Fujino Soft lines have become an essential teaching tool for me. I never hit the water without a 3.6m taper line in my pocket.

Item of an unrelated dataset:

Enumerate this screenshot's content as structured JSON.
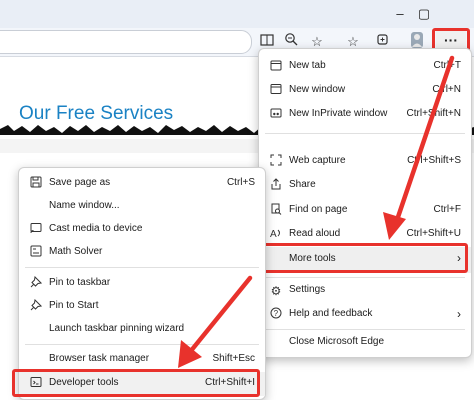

You just never know when you will be teaching someone.
John V, Tenkara Guides, Utah